From there, my hands-on time jumped about two hours or so into the game. Sucker Punch tells me that Zeke and Cole make it to the bridge after the Archer Square incident and meet an FBI agent named Moya. She agrees to get the duo out of the city if Cole agrees to use his powers to help her find her husband. Of course, our knight in a messenger bag agrees and heads back into the depths of Empire City to live up to his word. The mission my time picked up with focused on getting an elevated train from one end of the city to another. The Reapers had captured a bunch of people and were holding them in a locked train car as collateral. Moya apparently found out about this pen of people and had reason to believe her hubby might be one of the impromptuengers so she dispatched Cole.
Starting near the rear of the train, I pushed forward and took out a number of normal old Reaper types milling about the track. Although it sucked to have skipped so much of the game, the jump did mean that I got access to another two superpowers. The first is a makeshift electricity grenade. Cole throws the little ball of blue -- it'll stick to enemies and innocents alike -- and it goes boom with a blast of electricity. The second is the overcharged shot, which comes down to you aiming as usual and holding R1 until the reticule changes and Cole's arm twitches with energy. You release the button, and Cole releases a condensed beam of juice that wipes out the target and jumps to any other people in the nearby vicinity. With the few guards waxed thanks to the grenades and blasts, I climbed on top of the lead train car, and the energy inside Cole gave the locomotive the power to speed down the line.
Then, the Conduit Reaper showed up.
Whereas the normal dudes in red are pretty simple, the Conduit is a Reaper in white that can teleport from place to place and send a blast your way that tears apart the ground in its wake.

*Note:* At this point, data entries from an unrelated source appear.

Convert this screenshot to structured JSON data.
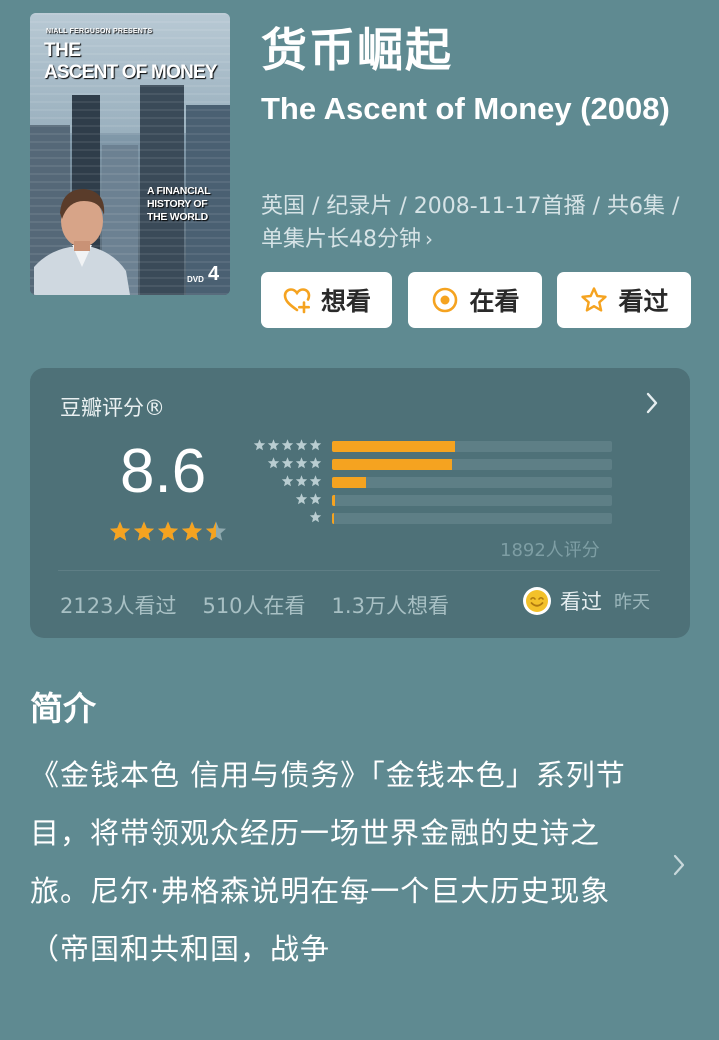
{
  "poster": {
    "presenter": "NIALL FERGUSON PRESENTS",
    "title_line1": "THE",
    "title_line2": "ASCENT OF MONEY",
    "subtitle": "A FINANCIAL HISTORY OF THE WORLD",
    "dvd_label": "DVD",
    "channel_label": "4"
  },
  "title": {
    "chinese": "货币崛起",
    "original": "The Ascent of Money (2008)"
  },
  "meta": "英国 / 纪录片 / 2008-11-17首播 / 共6集 / 单集片长48分钟",
  "actions": {
    "want": "想看",
    "doing": "在看",
    "done": "看过"
  },
  "rating": {
    "label": "豆瓣评分®",
    "score": "8.6",
    "stars": 4.5,
    "distribution": [
      {
        "stars": 5,
        "fraction": 0.44
      },
      {
        "stars": 4,
        "fraction": 0.43
      },
      {
        "stars": 3,
        "fraction": 0.12
      },
      {
        "stars": 2,
        "fraction": 0.01
      },
      {
        "stars": 1,
        "fraction": 0.005
      }
    ],
    "count": "1892人评分",
    "stats": {
      "watched": "2123人看过",
      "watching": "510人在看",
      "want": "1.3万人想看"
    },
    "mine": {
      "label": "看过",
      "time": "昨天"
    }
  },
  "intro": {
    "heading": "简介",
    "body": "《金钱本色 信用与债务》「金钱本色」系列节目，将带领观众经历一场世界金融的史诗之旅。尼尔·弗格森说明在每一个巨大历史现象（帝国和共和国，战争"
  },
  "colors": {
    "background": "#5f8a91",
    "card": "#4e7178",
    "accent": "#f5a320"
  }
}
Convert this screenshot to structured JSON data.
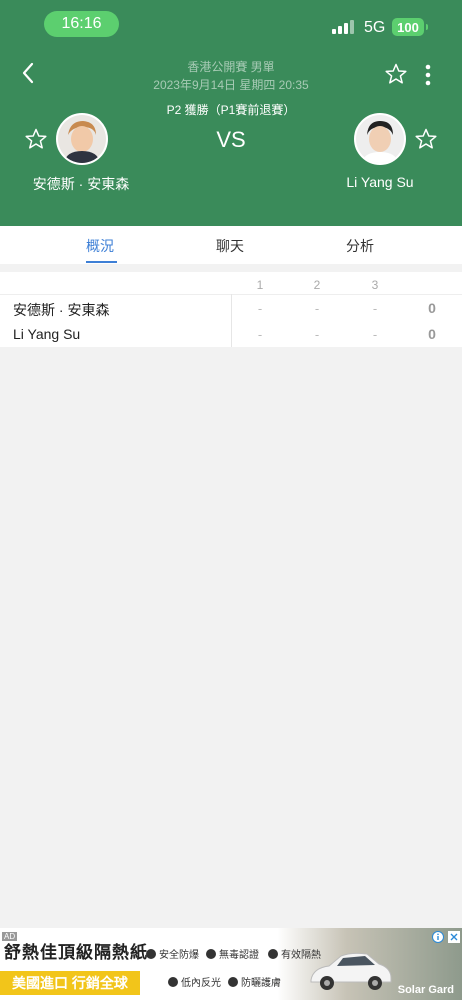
{
  "status_bar": {
    "time": "16:16",
    "network": "5G",
    "battery": "100"
  },
  "header": {
    "event": "香港公開賽 男單",
    "datetime": "2023年9月14日 星期四 20:35",
    "stage": "P2 獲勝（P1賽前退賽）",
    "vs_label": "VS",
    "player1": {
      "name": "安德斯 · 安東森"
    },
    "player2": {
      "name": "Li Yang Su"
    }
  },
  "tabs": [
    {
      "label": "概況",
      "active": true
    },
    {
      "label": "聊天",
      "active": false
    },
    {
      "label": "分析",
      "active": false
    }
  ],
  "scoreboard": {
    "columns": [
      "1",
      "2",
      "3"
    ],
    "rows": [
      {
        "name": "安德斯 · 安東森",
        "sets": [
          "-",
          "-",
          "-"
        ],
        "total": "0"
      },
      {
        "name": "Li Yang Su",
        "sets": [
          "-",
          "-",
          "-"
        ],
        "total": "0"
      }
    ]
  },
  "ad": {
    "label": "AD",
    "title": "舒熱佳頂級隔熱紙",
    "tagline": "美國進口 行銷全球",
    "features": [
      "安全防爆",
      "無毒認證",
      "有效隔熱",
      "低內反光",
      "防曬護膚"
    ],
    "brand": "Solar Gard"
  },
  "colors": {
    "header_bg": "#3a8b5a",
    "accent": "#3d7fd6",
    "status_green": "#5ccf6f"
  }
}
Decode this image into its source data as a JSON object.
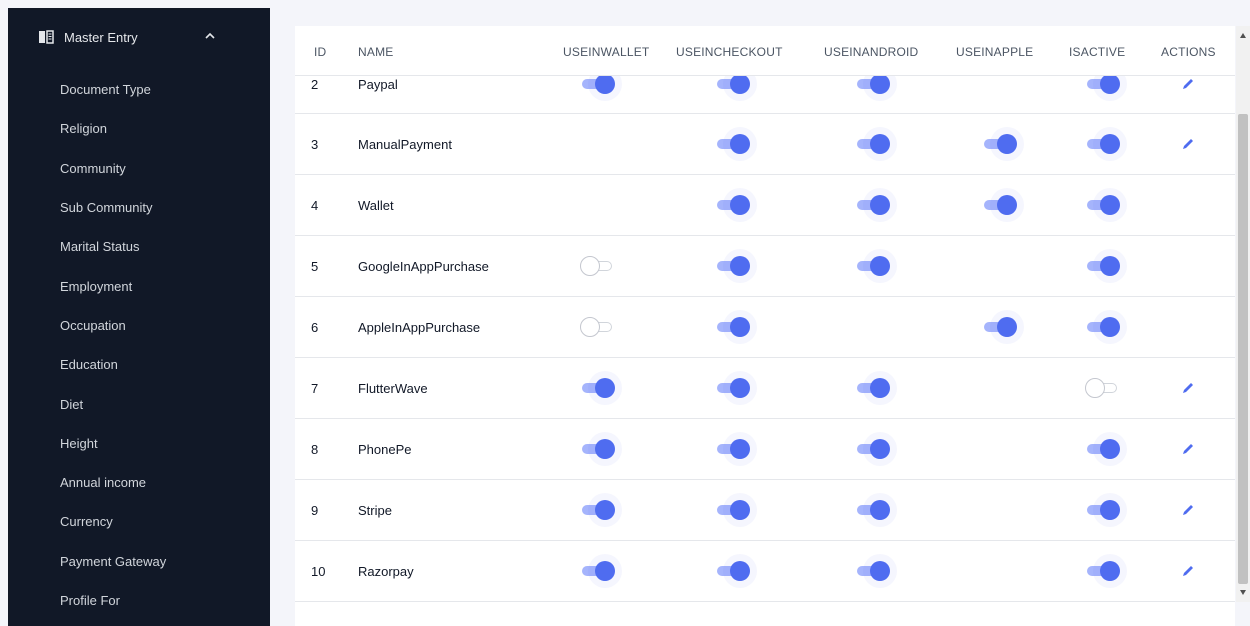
{
  "sidebar": {
    "section_title": "Master Entry",
    "section_icon": "book-icon",
    "items": [
      {
        "label": "Document Type"
      },
      {
        "label": "Religion"
      },
      {
        "label": "Community"
      },
      {
        "label": "Sub Community"
      },
      {
        "label": "Marital Status"
      },
      {
        "label": "Employment"
      },
      {
        "label": "Occupation"
      },
      {
        "label": "Education"
      },
      {
        "label": "Diet"
      },
      {
        "label": "Height"
      },
      {
        "label": "Annual income"
      },
      {
        "label": "Currency"
      },
      {
        "label": "Payment Gateway"
      },
      {
        "label": "Profile For"
      }
    ]
  },
  "table": {
    "columns": [
      "ID",
      "NAME",
      "USEINWALLET",
      "USEINCHECKOUT",
      "USEINANDROID",
      "USEINAPPLE",
      "ISACTIVE",
      "ACTIONS"
    ],
    "rows": [
      {
        "id": "2",
        "name": "Paypal",
        "wallet": true,
        "checkout": true,
        "android": true,
        "apple": null,
        "active": true,
        "edit": true
      },
      {
        "id": "3",
        "name": "ManualPayment",
        "wallet": null,
        "checkout": true,
        "android": true,
        "apple": true,
        "active": true,
        "edit": true
      },
      {
        "id": "4",
        "name": "Wallet",
        "wallet": null,
        "checkout": true,
        "android": true,
        "apple": true,
        "active": true,
        "edit": false
      },
      {
        "id": "5",
        "name": "GoogleInAppPurchase",
        "wallet": false,
        "checkout": true,
        "android": true,
        "apple": null,
        "active": true,
        "edit": false
      },
      {
        "id": "6",
        "name": "AppleInAppPurchase",
        "wallet": false,
        "checkout": true,
        "android": null,
        "apple": true,
        "active": true,
        "edit": false
      },
      {
        "id": "7",
        "name": "FlutterWave",
        "wallet": true,
        "checkout": true,
        "android": true,
        "apple": null,
        "active": false,
        "edit": true
      },
      {
        "id": "8",
        "name": "PhonePe",
        "wallet": true,
        "checkout": true,
        "android": true,
        "apple": null,
        "active": true,
        "edit": true
      },
      {
        "id": "9",
        "name": "Stripe",
        "wallet": true,
        "checkout": true,
        "android": true,
        "apple": null,
        "active": true,
        "edit": true
      },
      {
        "id": "10",
        "name": "Razorpay",
        "wallet": true,
        "checkout": true,
        "android": true,
        "apple": null,
        "active": true,
        "edit": true
      }
    ]
  },
  "colors": {
    "sidebar_bg": "#111827",
    "toggle_on": "#4f6cf0",
    "toggle_track_on": "#a5b4fc",
    "edit_icon": "#4f6cf0"
  }
}
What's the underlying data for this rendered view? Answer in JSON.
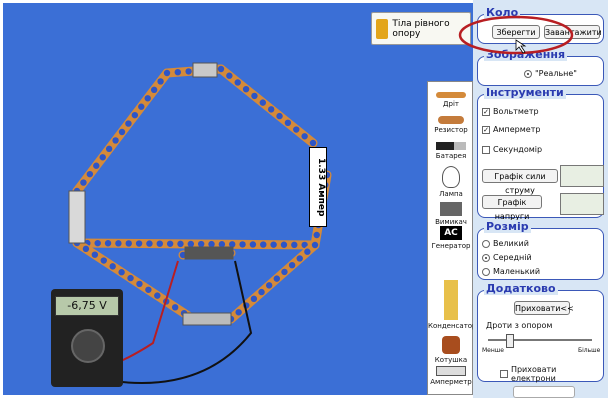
{
  "canvas": {
    "top_badge": {
      "label": "Тіла рівного опору"
    },
    "ammeter_label": "1.33 Ампер",
    "multimeter": {
      "reading": "-6,75 V"
    },
    "toolbox": {
      "items": [
        {
          "label": "Дріт",
          "icon": "wire-icon"
        },
        {
          "label": "Резистор",
          "icon": "resistor-icon"
        },
        {
          "label": "Батарея",
          "icon": "battery-icon"
        },
        {
          "label": "Лампа",
          "icon": "bulb-icon"
        },
        {
          "label": "Вимикач",
          "icon": "switch-icon"
        },
        {
          "label": "Генератор",
          "icon": "ac-generator-icon",
          "icon_text": "AC"
        },
        {
          "label": "Конденсатор",
          "icon": "capacitor-icon"
        },
        {
          "label": "Котушка",
          "icon": "inductor-icon"
        },
        {
          "label": "Амперметр",
          "icon": "ammeter-icon"
        }
      ]
    }
  },
  "panel": {
    "circuit_section": {
      "title": "Коло",
      "save_label": "Зберегти",
      "load_label": "Завантажити"
    },
    "view_section": {
      "title": "Зображення",
      "option": "\"Реальне\""
    },
    "tools_section": {
      "title": "Інструменти",
      "voltmeter": {
        "label": "Вольтметр",
        "checked": true
      },
      "ammeter": {
        "label": "Амперметр",
        "checked": true
      },
      "stopwatch": {
        "label": "Секундомір",
        "checked": false
      },
      "current_graph_label": "Графік сили струму",
      "voltage_graph_label": "Графік напруги"
    },
    "size_section": {
      "title": "Розмір",
      "options": [
        "Великий",
        "Середній",
        "Маленький"
      ],
      "selected": "Середній"
    },
    "extra_section": {
      "title": "Додатково",
      "hide_label": "Приховати<<",
      "slider_title": "Дроти з опором",
      "slider_min": "Менше",
      "slider_max": "Більше",
      "hide_electrons_label": "Приховати електрони"
    }
  },
  "colors": {
    "canvas_bg": "#3b6fd6",
    "wire": "#d48a3a",
    "electron": "#2d55c7",
    "annotation": "#b81e22"
  }
}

As the train approached its first stop -- the train will roll to a stop when it comes to a feeder box Cole needs to refill with energy so that the tracks work -- the Conduit showed up and began laying waste to my world. Meanwhile, the train had come to a stop in the middle of a bunch of apartment buildings with regular Reapers on the rooftops who were all too happy to take pop shots at me while I battled the big guy. Finally, I got some grenades stuck to the bastard's back, dropped him, scaled a light pole and then the side of a building so I could take out the bad guys, crashed to the street below, filled the feeder box, and got back on top of the train. We rolled into the next stop, and the process pretty much repeated itself except there seemed to be more bad guys and I took the fight to the street in hopes of using cover.
Then I heard something screaming. By the time I spotted a new Reaper running down the street at me, it had exploded in a giant ball of red and killed me. This is a Suicide Reaper. Thankfully, the game has a pretty forgiving checkpoint system that I made use of as we made a few more stops on our way to the train's final resting place. Cole set the kidnapping victims free, the area of town rejoiced, and my demo ended.
Infamous was already one of my most anticipated games of 2009, but this hands-on has propelled it to the top of that list. Since Spider-Man 2, I've been waiting for a developer to capitalize on the formula that combines an open-world adventure with kickass comic book storytelling. Although my taste was way too brief -- I have no idea how side missions will play out, how smart the NPCs on the street are, etc. -- Infamous did nothing but impress when I played it. If you dig superhero stories or the idea of a good guy in GTA gets you all warm and fuzzy, it's going to be a very, very good spring.